Exercise ::
Each entry below should be printed exactly, with every image left out.

Extracted records
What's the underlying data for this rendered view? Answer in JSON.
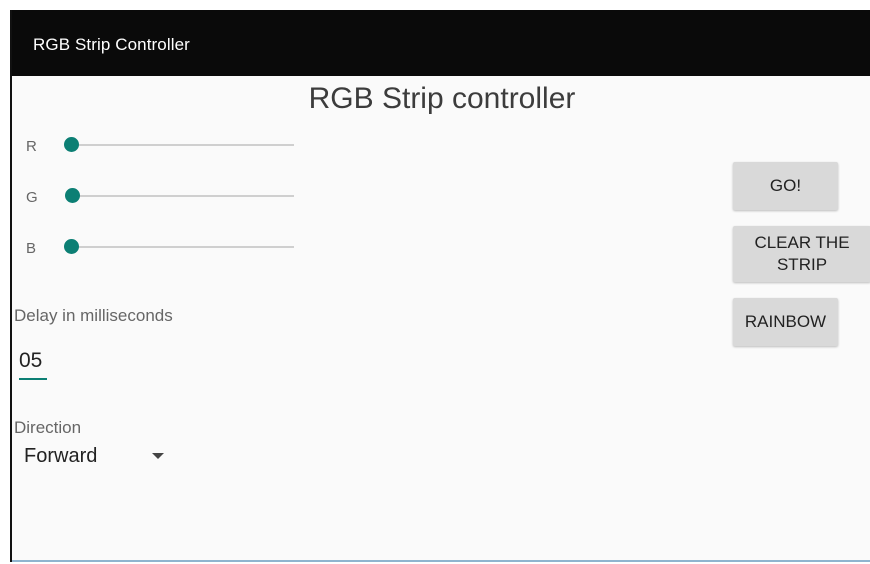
{
  "appbar": {
    "title": "RGB Strip Controller"
  },
  "main": {
    "heading": "RGB Strip controller",
    "sliders": [
      {
        "label": "R",
        "value": 0
      },
      {
        "label": "G",
        "value": 0
      },
      {
        "label": "B",
        "value": 0
      }
    ],
    "delay": {
      "label": "Delay in milliseconds",
      "value": "05"
    },
    "direction": {
      "label": "Direction",
      "selected": "Forward"
    }
  },
  "buttons": {
    "go": "GO!",
    "clear": "CLEAR THE STRIP",
    "rainbow": "RAINBOW"
  },
  "colors": {
    "accent": "#0c7f74",
    "appbar": "#0a0a0a",
    "button": "#d9d9d9"
  },
  "icons": {
    "dropdown": "dropdown-arrow-icon"
  }
}
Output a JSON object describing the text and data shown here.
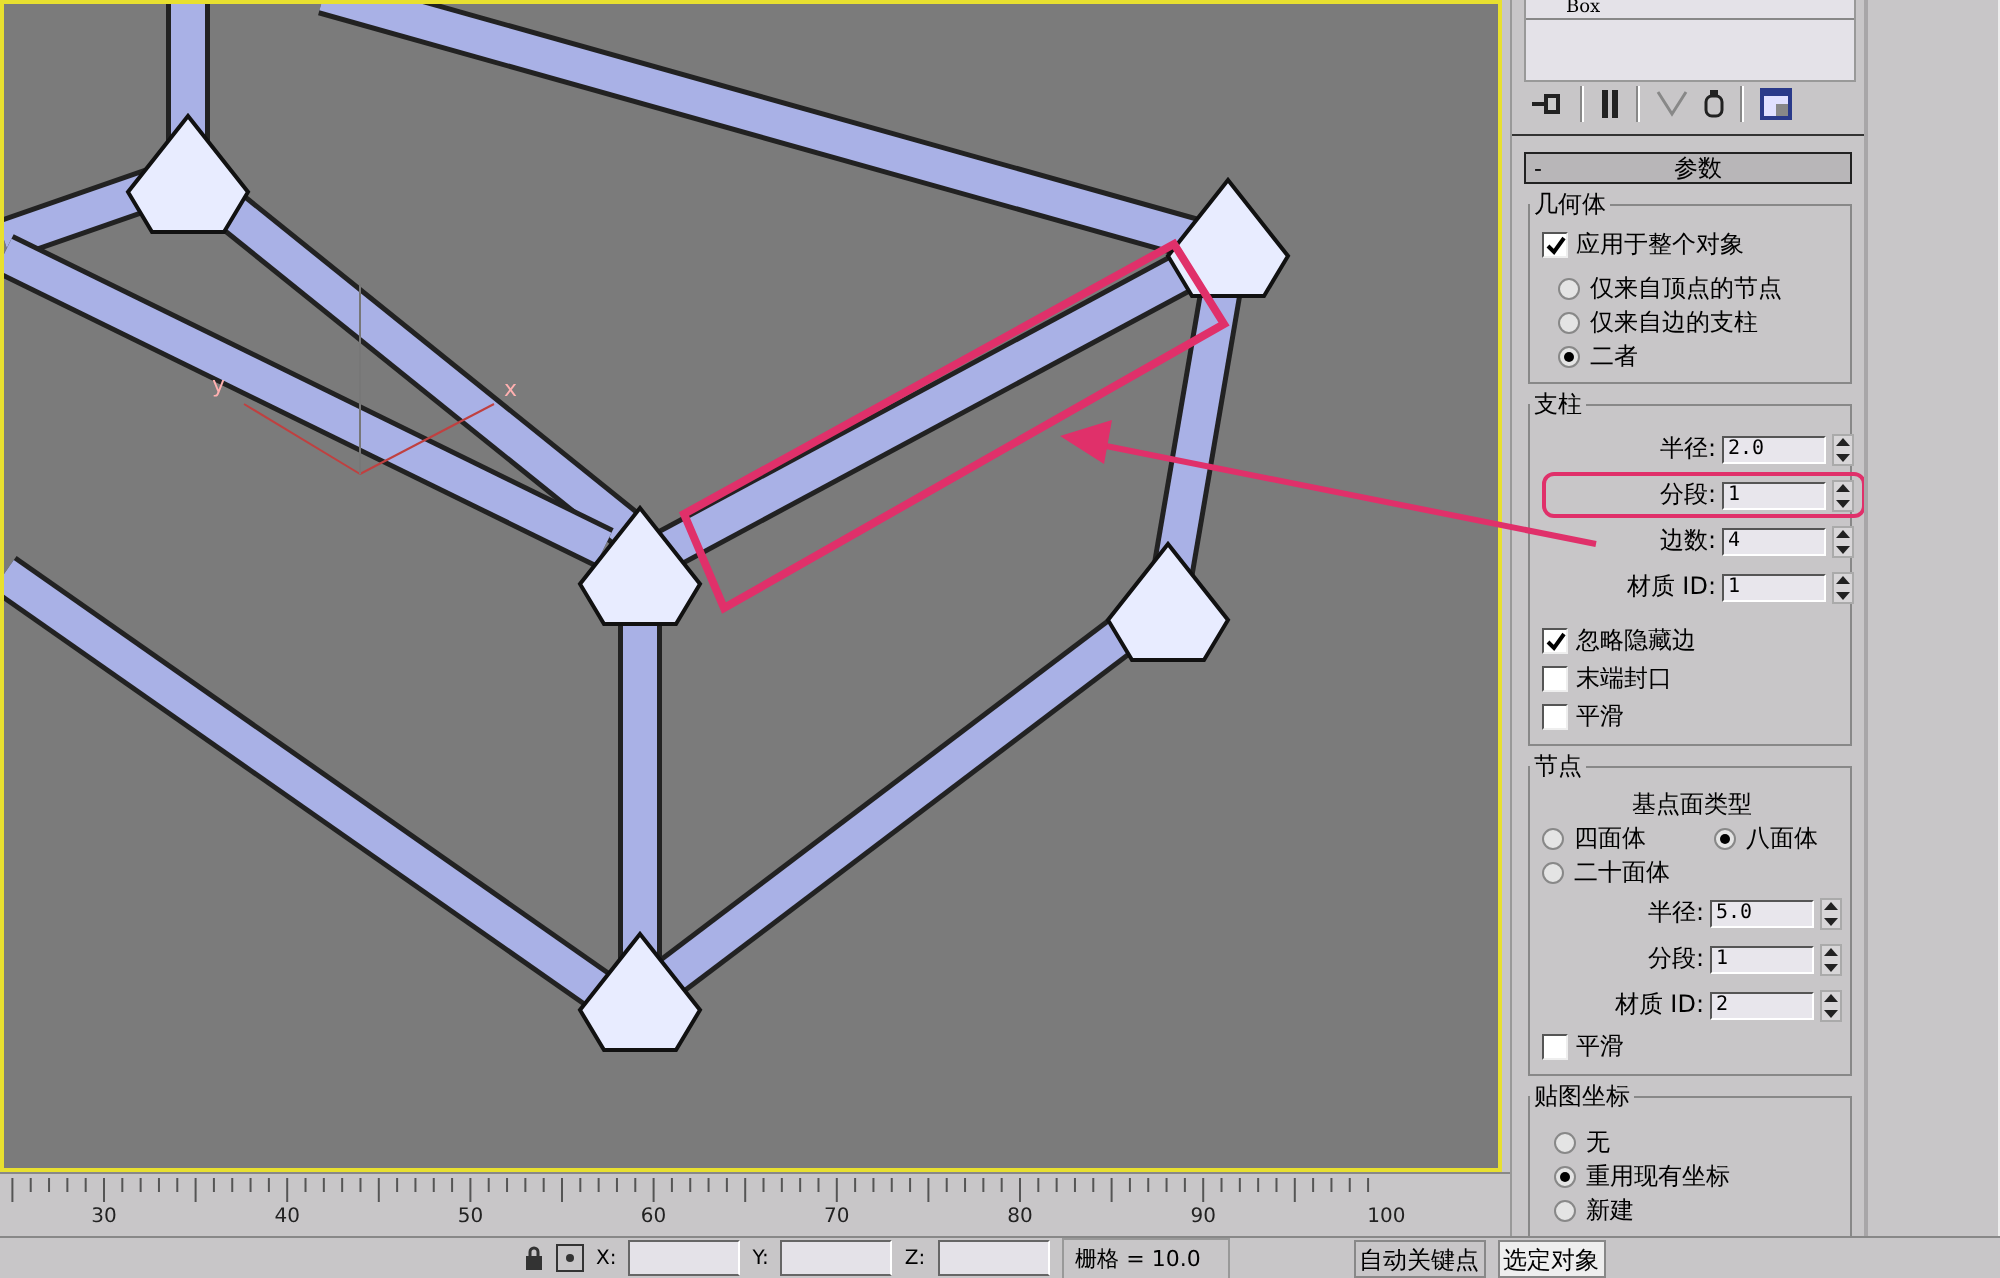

Result of the task ::
What's the underlying data for this rendered view? Answer in JSON.
{
  "appbar": {
    "title": "RGB Strip Controller"
  },
  "main": {
    "heading": "RGB Strip controller",
    "sliders": [
      {
        "label": "R",
        "value": 0
      },
      {
        "label": "G",
        "value": 0
      },
      {
        "label": "B",
        "value": 0
      }
    ],
    "delay": {
      "label": "Delay in milliseconds",
      "value": "05"
    },
    "direction": {
      "label": "Direction",
      "selected": "Forward"
    }
  },
  "buttons": {
    "go": "GO!",
    "clear": "CLEAR THE STRIP",
    "rainbow": "RAINBOW"
  },
  "colors": {
    "accent": "#0c7f74",
    "appbar": "#0a0a0a",
    "button": "#d9d9d9"
  },
  "icons": {
    "dropdown": "dropdown-arrow-icon"
  }
}
Output a JSON object describing the text and data shown here.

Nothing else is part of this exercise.